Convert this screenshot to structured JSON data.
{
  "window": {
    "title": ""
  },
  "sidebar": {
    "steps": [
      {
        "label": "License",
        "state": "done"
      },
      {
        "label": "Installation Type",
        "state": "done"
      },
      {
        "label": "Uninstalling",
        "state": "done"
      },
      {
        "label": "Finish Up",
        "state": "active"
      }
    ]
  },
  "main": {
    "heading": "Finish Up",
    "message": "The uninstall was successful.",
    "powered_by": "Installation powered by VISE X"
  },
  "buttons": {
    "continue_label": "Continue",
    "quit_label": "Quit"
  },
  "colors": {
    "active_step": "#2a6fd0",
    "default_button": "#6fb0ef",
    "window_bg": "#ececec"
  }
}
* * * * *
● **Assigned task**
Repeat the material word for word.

● **Solution to this problem**
Convert this screenshot to structured JSON data.
{
  "window": {
    "title": ""
  },
  "sidebar": {
    "steps": [
      {
        "label": "License",
        "state": "done"
      },
      {
        "label": "Installation Type",
        "state": "done"
      },
      {
        "label": "Uninstalling",
        "state": "done"
      },
      {
        "label": "Finish Up",
        "state": "active"
      }
    ]
  },
  "main": {
    "heading": "Finish Up",
    "message": "The uninstall was successful.",
    "powered_by": "Installation powered by VISE X"
  },
  "buttons": {
    "continue_label": "Continue",
    "quit_label": "Quit"
  },
  "colors": {
    "active_step": "#2a6fd0",
    "default_button": "#6fb0ef",
    "window_bg": "#ececec"
  }
}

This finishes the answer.